(Collection entries)
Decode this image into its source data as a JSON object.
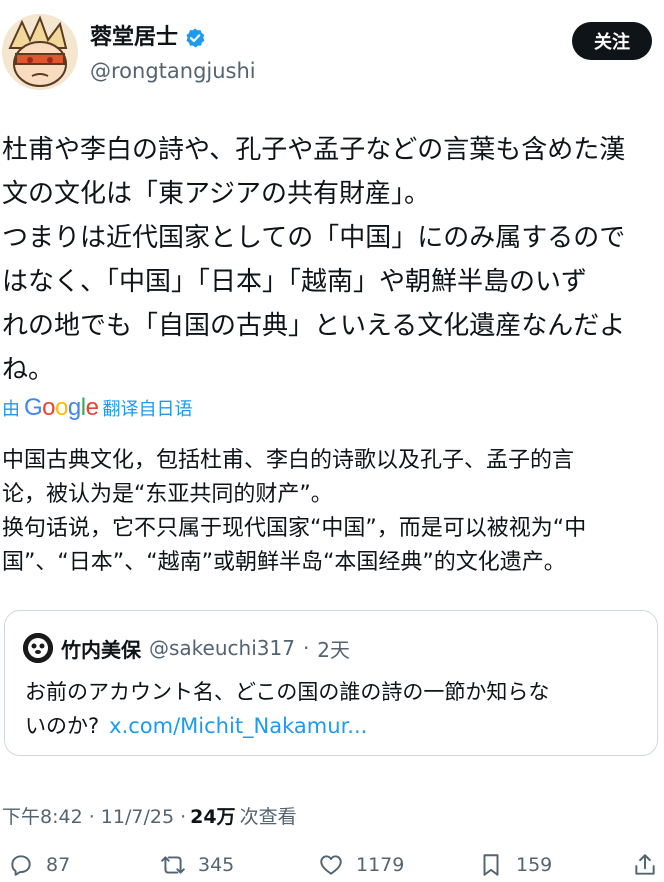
{
  "author": {
    "display_name": "蓉堂居士",
    "handle": "@rongtangjushi",
    "follow_label": "关注"
  },
  "tweet": {
    "text": "杜甫や李白の詩や、孔子や孟子などの言葉も含めた漢\n文の文化は「東アジアの共有財産」。\nつまりは近代国家としての「中国」にのみ属するので\nはなく、「中国」「日本」「越南」や朝鮮半島のいず\nれの地でも「自国の古典」といえる文化遺産なんだよ\nね。"
  },
  "translation": {
    "prefix": "由",
    "provider": "Google",
    "action": "翻译自日语",
    "text": "中国古典文化，包括杜甫、李白的诗歌以及孔子、孟子的言\n论，被认为是“东亚共同的财产”。\n换句话说，它不只属于现代国家“中国”，而是可以被视为“中\n国”、“日本”、“越南”或朝鲜半岛“本国经典”的文化遗产。"
  },
  "quote": {
    "display_name": "竹内美保",
    "handle": "@sakeuchi317",
    "separator": "·",
    "time": "2天",
    "text": "お前のアカウント名、どこの国の誰の詩の一節か知らな\nいのか?",
    "link": "x.com/Michit_Nakamur..."
  },
  "meta": {
    "time": "下午8:42 · 11/7/25 ·",
    "views_count": "24万",
    "views_label": "次查看"
  },
  "actions": {
    "replies": "87",
    "reposts": "345",
    "likes": "1179",
    "bookmarks": "159"
  },
  "colors": {
    "accent": "#1d9bf0",
    "text": "#0f1419",
    "secondary": "#536471",
    "border": "#cfd9de"
  }
}
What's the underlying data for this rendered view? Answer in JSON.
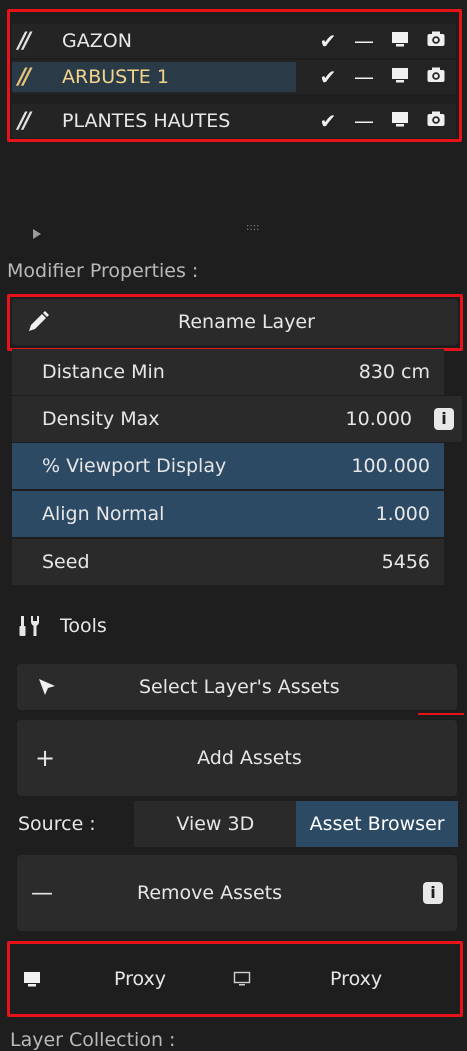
{
  "layers": [
    {
      "name": "GAZON",
      "icon": "grass-icon",
      "selected": false
    },
    {
      "name": "ARBUSTE 1",
      "icon": "grass-icon",
      "selected": true
    },
    {
      "name": "PLANTES HAUTES",
      "icon": "grass-icon",
      "selected": false
    }
  ],
  "layer_icons": {
    "check": "✔",
    "dash": "—"
  },
  "panel_grip": "::::",
  "modifier_header": "Modifier Properties :",
  "rename_label": "Rename Layer",
  "props": [
    {
      "label": "Distance Min",
      "value": "830 cm"
    },
    {
      "label": "Density Max",
      "value": "10.000"
    },
    {
      "label": "% Viewport Display",
      "value": "100.000"
    },
    {
      "label": "Align Normal",
      "value": "1.000"
    },
    {
      "label": "Seed",
      "value": "5456"
    }
  ],
  "info_glyph": "i",
  "tools_header": "Tools",
  "select_assets_label": "Select Layer's Assets",
  "add_assets": {
    "symbol": "+",
    "label": "Add Assets"
  },
  "source": {
    "label": "Source :",
    "options": [
      "View 3D",
      "Asset Browser"
    ],
    "selected": "Asset Browser"
  },
  "remove_assets": {
    "symbol": "—",
    "label": "Remove Assets"
  },
  "proxy": {
    "viewport_label": "Proxy",
    "render_label": "Proxy"
  },
  "layer_collection_header": "Layer Collection :",
  "colors": {
    "accent_blue": "#2c4a64",
    "selected_layer": "#f2d58c",
    "highlight_red": "#e8121b"
  }
}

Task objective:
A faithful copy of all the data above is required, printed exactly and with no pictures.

Task solution:
Decode this image into its source data as a JSON object.
{
  "author": {
    "display_name": "蓉堂居士",
    "handle": "@rongtangjushi",
    "follow_label": "关注"
  },
  "tweet": {
    "text": "杜甫や李白の詩や、孔子や孟子などの言葉も含めた漢\n文の文化は「東アジアの共有財産」。\nつまりは近代国家としての「中国」にのみ属するので\nはなく、「中国」「日本」「越南」や朝鮮半島のいず\nれの地でも「自国の古典」といえる文化遺産なんだよ\nね。"
  },
  "translation": {
    "prefix": "由",
    "provider": "Google",
    "action": "翻译自日语",
    "text": "中国古典文化，包括杜甫、李白的诗歌以及孔子、孟子的言\n论，被认为是“东亚共同的财产”。\n换句话说，它不只属于现代国家“中国”，而是可以被视为“中\n国”、“日本”、“越南”或朝鲜半岛“本国经典”的文化遗产。"
  },
  "quote": {
    "display_name": "竹内美保",
    "handle": "@sakeuchi317",
    "separator": "·",
    "time": "2天",
    "text": "お前のアカウント名、どこの国の誰の詩の一節か知らな\nいのか?",
    "link": "x.com/Michit_Nakamur..."
  },
  "meta": {
    "time": "下午8:42 · 11/7/25 ·",
    "views_count": "24万",
    "views_label": "次查看"
  },
  "actions": {
    "replies": "87",
    "reposts": "345",
    "likes": "1179",
    "bookmarks": "159"
  },
  "colors": {
    "accent": "#1d9bf0",
    "text": "#0f1419",
    "secondary": "#536471",
    "border": "#cfd9de"
  }
}
What's the underlying data for this rendered view? Answer in JSON.
{
  "layers": [
    {
      "name": "GAZON",
      "icon": "grass-icon",
      "selected": false
    },
    {
      "name": "ARBUSTE 1",
      "icon": "grass-icon",
      "selected": true
    },
    {
      "name": "PLANTES HAUTES",
      "icon": "grass-icon",
      "selected": false
    }
  ],
  "layer_icons": {
    "check": "✔",
    "dash": "—"
  },
  "panel_grip": "::::",
  "modifier_header": "Modifier Properties :",
  "rename_label": "Rename Layer",
  "props": [
    {
      "label": "Distance Min",
      "value": "830 cm"
    },
    {
      "label": "Density Max",
      "value": "10.000"
    },
    {
      "label": "% Viewport Display",
      "value": "100.000"
    },
    {
      "label": "Align Normal",
      "value": "1.000"
    },
    {
      "label": "Seed",
      "value": "5456"
    }
  ],
  "info_glyph": "i",
  "tools_header": "Tools",
  "select_assets_label": "Select Layer's Assets",
  "add_assets": {
    "symbol": "+",
    "label": "Add Assets"
  },
  "source": {
    "label": "Source :",
    "options": [
      "View 3D",
      "Asset Browser"
    ],
    "selected": "Asset Browser"
  },
  "remove_assets": {
    "symbol": "—",
    "label": "Remove Assets"
  },
  "proxy": {
    "viewport_label": "Proxy",
    "render_label": "Proxy"
  },
  "layer_collection_header": "Layer Collection :",
  "colors": {
    "accent_blue": "#2c4a64",
    "selected_layer": "#f2d58c",
    "highlight_red": "#e8121b"
  }
}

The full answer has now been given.